Pictures stay out of the copy. Retype exactly, and only, the lines from the one containing "Transcribe this image's" through the end of the listing below.

:: Supplied information ::

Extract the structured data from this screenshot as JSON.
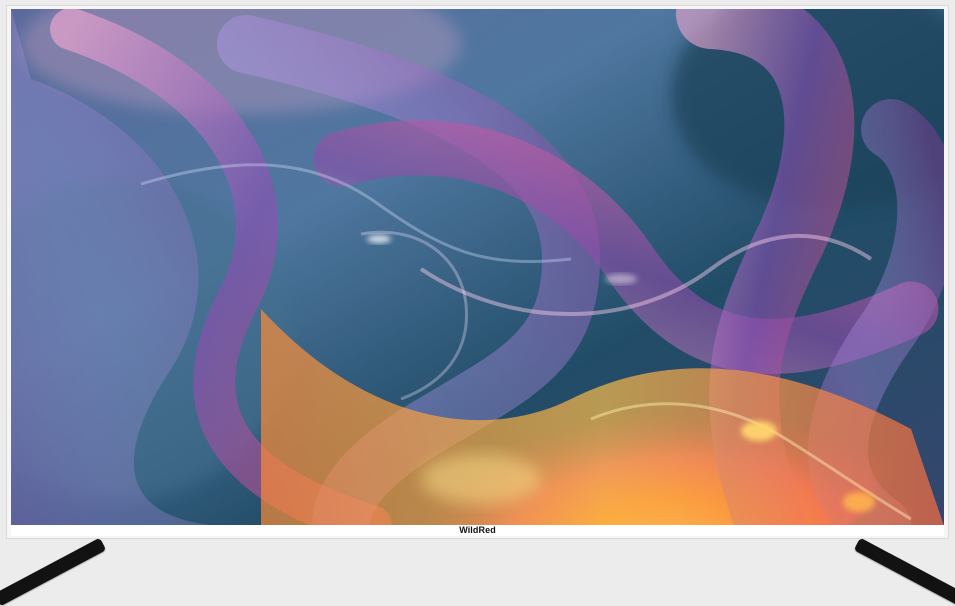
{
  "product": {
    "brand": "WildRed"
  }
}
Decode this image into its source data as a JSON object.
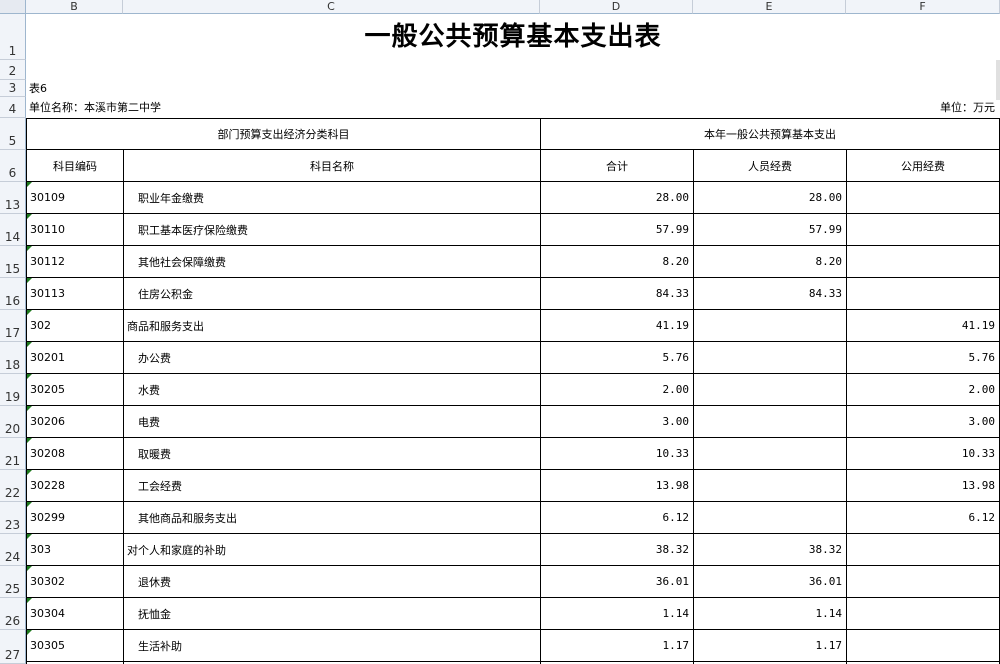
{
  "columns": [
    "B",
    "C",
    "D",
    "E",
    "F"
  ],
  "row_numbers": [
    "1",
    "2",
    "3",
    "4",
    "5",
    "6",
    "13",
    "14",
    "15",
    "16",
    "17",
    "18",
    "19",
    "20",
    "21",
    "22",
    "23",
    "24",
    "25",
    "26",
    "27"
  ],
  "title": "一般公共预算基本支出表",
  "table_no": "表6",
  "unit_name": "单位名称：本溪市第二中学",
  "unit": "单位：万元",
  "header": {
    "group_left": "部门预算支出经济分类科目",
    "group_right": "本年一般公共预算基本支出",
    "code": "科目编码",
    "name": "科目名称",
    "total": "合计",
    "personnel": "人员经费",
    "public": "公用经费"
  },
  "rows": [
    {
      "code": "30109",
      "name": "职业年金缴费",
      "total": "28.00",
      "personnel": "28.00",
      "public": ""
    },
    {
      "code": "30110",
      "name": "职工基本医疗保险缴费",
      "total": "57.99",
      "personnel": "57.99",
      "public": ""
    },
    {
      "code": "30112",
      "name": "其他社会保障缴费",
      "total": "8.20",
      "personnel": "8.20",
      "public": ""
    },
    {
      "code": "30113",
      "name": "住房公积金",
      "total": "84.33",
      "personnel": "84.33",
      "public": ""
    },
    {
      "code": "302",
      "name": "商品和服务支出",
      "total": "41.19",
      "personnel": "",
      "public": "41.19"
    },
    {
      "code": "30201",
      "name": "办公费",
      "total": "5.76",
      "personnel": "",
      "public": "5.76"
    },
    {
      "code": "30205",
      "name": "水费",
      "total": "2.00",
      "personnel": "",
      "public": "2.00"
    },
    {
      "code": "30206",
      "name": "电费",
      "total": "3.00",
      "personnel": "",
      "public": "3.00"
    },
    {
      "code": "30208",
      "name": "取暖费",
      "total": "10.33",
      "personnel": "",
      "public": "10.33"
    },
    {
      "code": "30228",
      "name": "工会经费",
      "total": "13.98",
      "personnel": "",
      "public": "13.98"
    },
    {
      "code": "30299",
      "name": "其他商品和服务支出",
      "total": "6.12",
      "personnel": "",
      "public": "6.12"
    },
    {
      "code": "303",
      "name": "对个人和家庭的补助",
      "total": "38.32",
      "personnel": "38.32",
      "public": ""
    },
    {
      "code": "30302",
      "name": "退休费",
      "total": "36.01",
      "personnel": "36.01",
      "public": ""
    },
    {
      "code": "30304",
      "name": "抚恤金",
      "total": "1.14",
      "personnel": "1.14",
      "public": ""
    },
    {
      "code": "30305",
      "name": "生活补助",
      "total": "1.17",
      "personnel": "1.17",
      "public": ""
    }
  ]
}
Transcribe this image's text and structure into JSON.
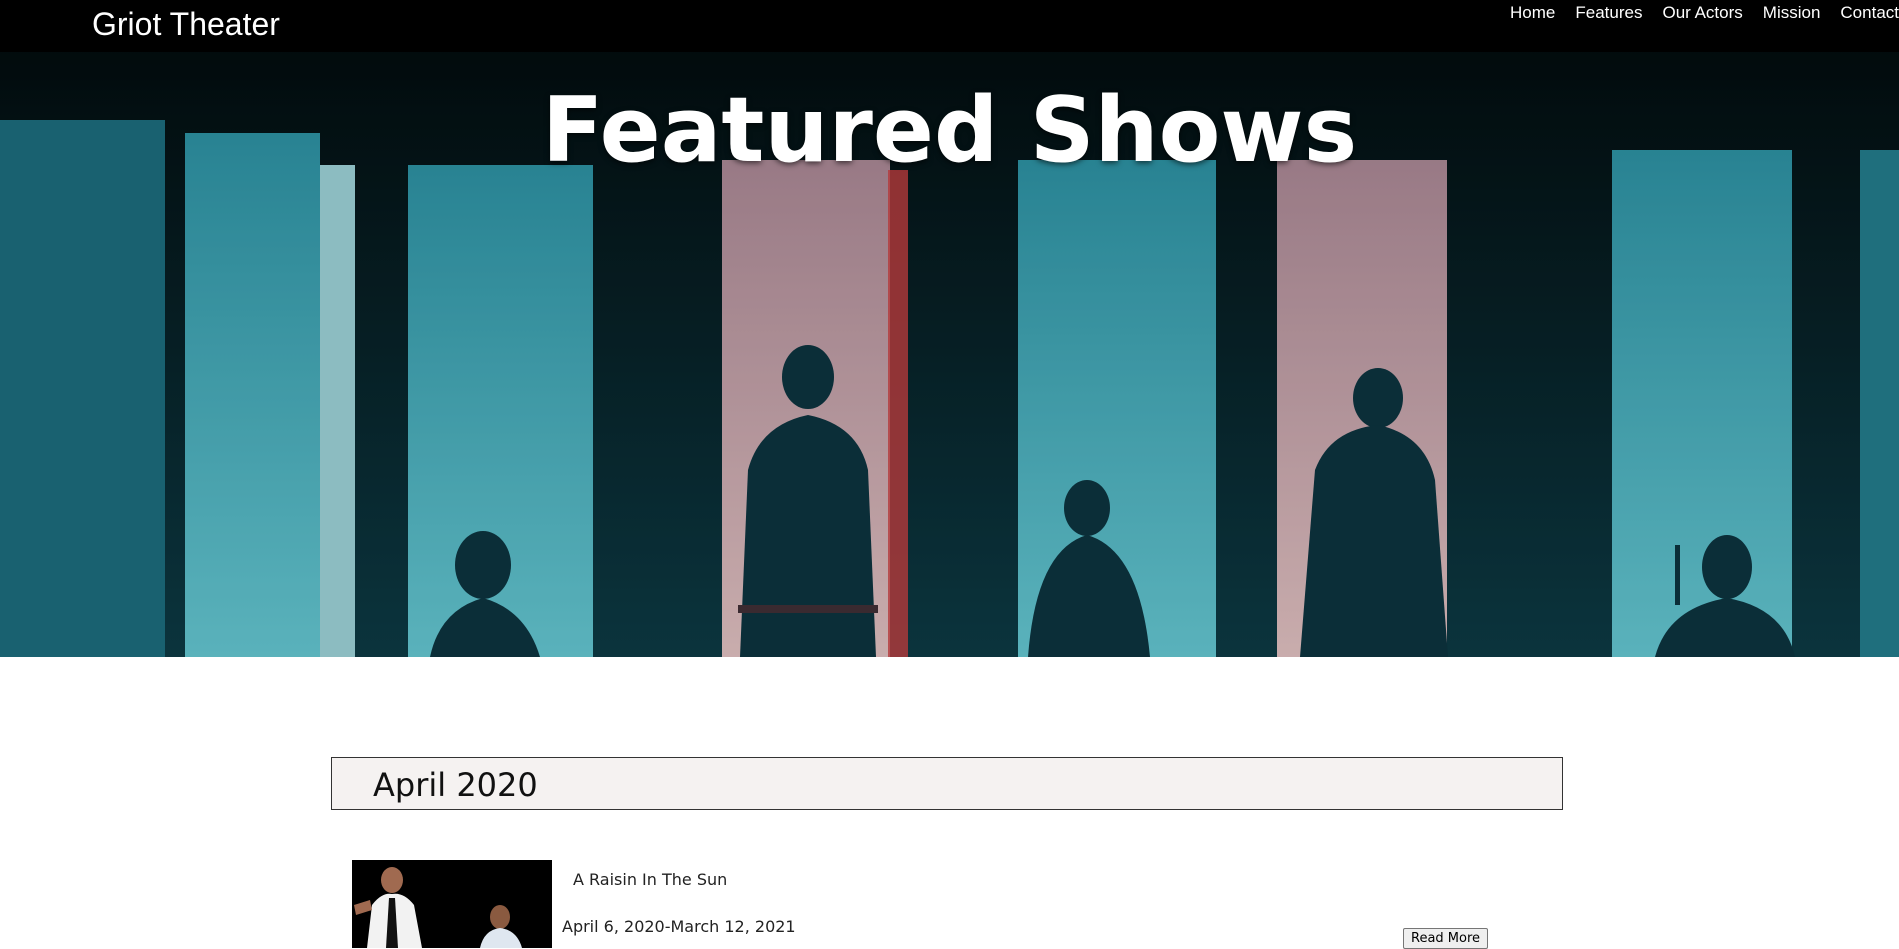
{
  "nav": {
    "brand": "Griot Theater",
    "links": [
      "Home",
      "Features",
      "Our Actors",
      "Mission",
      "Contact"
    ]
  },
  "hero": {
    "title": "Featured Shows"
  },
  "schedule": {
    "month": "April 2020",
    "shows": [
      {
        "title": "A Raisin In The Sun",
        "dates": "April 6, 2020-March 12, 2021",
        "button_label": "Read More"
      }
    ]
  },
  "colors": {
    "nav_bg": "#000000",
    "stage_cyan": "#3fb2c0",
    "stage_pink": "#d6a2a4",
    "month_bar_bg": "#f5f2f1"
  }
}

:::

# [Written reply]
Transcribe this image's text and structure into JSON.
{
  "nav": {
    "brand": "Griot Theater",
    "links": [
      "Home",
      "Features",
      "Our Actors",
      "Mission",
      "Contact"
    ]
  },
  "hero": {
    "title": "Featured Shows"
  },
  "schedule": {
    "month": "April 2020",
    "shows": [
      {
        "title": "A Raisin In The Sun",
        "dates": "April 6, 2020-March 12, 2021",
        "button_label": "Read More"
      }
    ]
  },
  "colors": {
    "nav_bg": "#000000",
    "stage_cyan": "#3fb2c0",
    "stage_pink": "#d6a2a4",
    "month_bar_bg": "#f5f2f1"
  }
}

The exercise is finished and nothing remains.